What is the crime for drug possession?

Marijuana rolled up

Drug possession and laws

US marijuana laws vary between federal and state, with each state having its own set of laws. There is much controversy between the Federal branch and the states what should be allowed legal if for medicinal or non-medicinal purposes. The punishment for marijuana charges differs between the Federal laws and from state to state too.  For the sake of this article, we’ll refer to Texas for state laws on marijuana criminal charges. 

So, Is drug possession a felony or misdemeanor? In Texas, the drug possession laws can be harsh, but the charges will depend on the type of drug and the amount possessed. There are 6 categories of penalties for controlled substance charges in Texas. The punishment for each penalty will vary with Penalty Group 1 having the most severe punishment and the least penalty for Group 4 carrying the least. When it comes to marijuana charges, there is a different set of punishments, which we will review.

What are some drug charges? 

In Texas, Penalty Group 1 drug charges would include, but not limited to codeine, heroin, methadone, morphine, and oxycodone. Charges for this group is considered a third-degree felony for one to four grams and a second-degree felony for four to two hundred grams.

What drugs are misdemeanors?

In Texas, the drug laws, the offenses, and the possible punishments are separated into six categories of penalties, with four drug classification. Marijuana charges are in a different group and the penalties vary for the four groups and for marijuana.

In Texas, the minimum charge for any drug possession will be listed as a “Class A” or “Class B” with possible one-year incarceration plus a fine not to exceed $4,000, all dependent upon the drug type. Possession of a Group 1 drug may be a misdemeanor with jail time of one to two years as determined by the judge.

Can misdemeanor drug charges be dropped?

Drug charges aren’t anything to take lightly, no matter where you live, even the lightest of any marijuana charges, can have an impact can certainly be everlasting. A not guilty finding or a deferred adjudication can still affect your life when it comes to buying a house, getting auto insurance, getting a job, child custody, and more.   

Is there a way to erase drug charges, including marijuana charges from your record? Fortunately, sometimes, having marijuana charges expunged is possible, with the right attorney representing you. For example, if there wasn’t a conviction or a formal prosecution against you, under Texas law, your arrest record for drug charges can permanently be expunged. The results being that any information about the arrest, charges, or a conviction is to be removed.

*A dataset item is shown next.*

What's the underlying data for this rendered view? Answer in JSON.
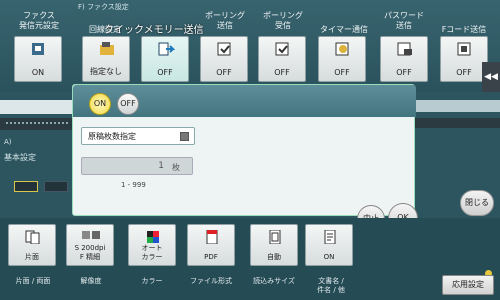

Can marijuana charges be expunged? Because marijuana laws are different, with medical marijuana being legalized up to certain amounts, and are handled differently than other drug charges, this has become a popular question.

When you’ve been arrested and faced with marijuana charges, or any drug, the first thing you should do is hire an experienced attorney. They will have the knowledge of all that is happening and what is forthcoming for your legal rights.

Having a clean criminal record can make a huge difference in how the rest of your life goes. As we mentioned already, with an arrest record, you’ll have trouble buying or renting a house, auto insurance, winning child custody, and even getting a job.  That is why it is important to hire an attorney and take the time to learn from them the best way to deal with these marijuana charges and if there is any possibility of having this arrest expunged from your criminal record.

It is possible to have marijuana charges expunged, but there are specifics that will determine the exacts of this situation. Under Texas law, some criminal convictions are non-disclosed, and expunging is not possible. Again, this is where an experienced criminal attorney can be your best source of help. Reasons, why a judge may agree to marijuana charges be expunged, include the following:

  • Accused was acquitted
  • Indictment failed.
  • The individual was pardoned.
  • The indictment was dismissed in court.
  • An appellate court ordered an acquittal.
  • The defendant entered a diversion program before going to trial.
Drug charges arrest

How many years can you go to jail for drug possession?

As we stated earlier, it depends on the type of drug and the amount of the drug. For instance, in Texas, the possession of cocaine less than one gram, you could face six months to two years in a state jail. A first-time offense could be placed on probation instead of a jail sentencing. 

Even with the widespread support by the public to have marijuana legalized in Texas, it is still an illegal substance and possession faces harsh punishment. The marijuana charges for possession of fewer than two ounces is a Class B misdemeanor and faces punishment in the county jail for 180 days and a possible fine of $2,000 maximum. Additional two-year probation of community supervision.

Drug charges are not something to be taken lightly, even though it is considered by many not to be a drug, you should not take marijuana charges light either. Hiring an experienced attorney is the best thing you can once you’re arrested. Trying to work through the legal system on your own can end up making it worse. 

Need help with marijuana charges in Weslaco, TX? Call 956-316-2245 today!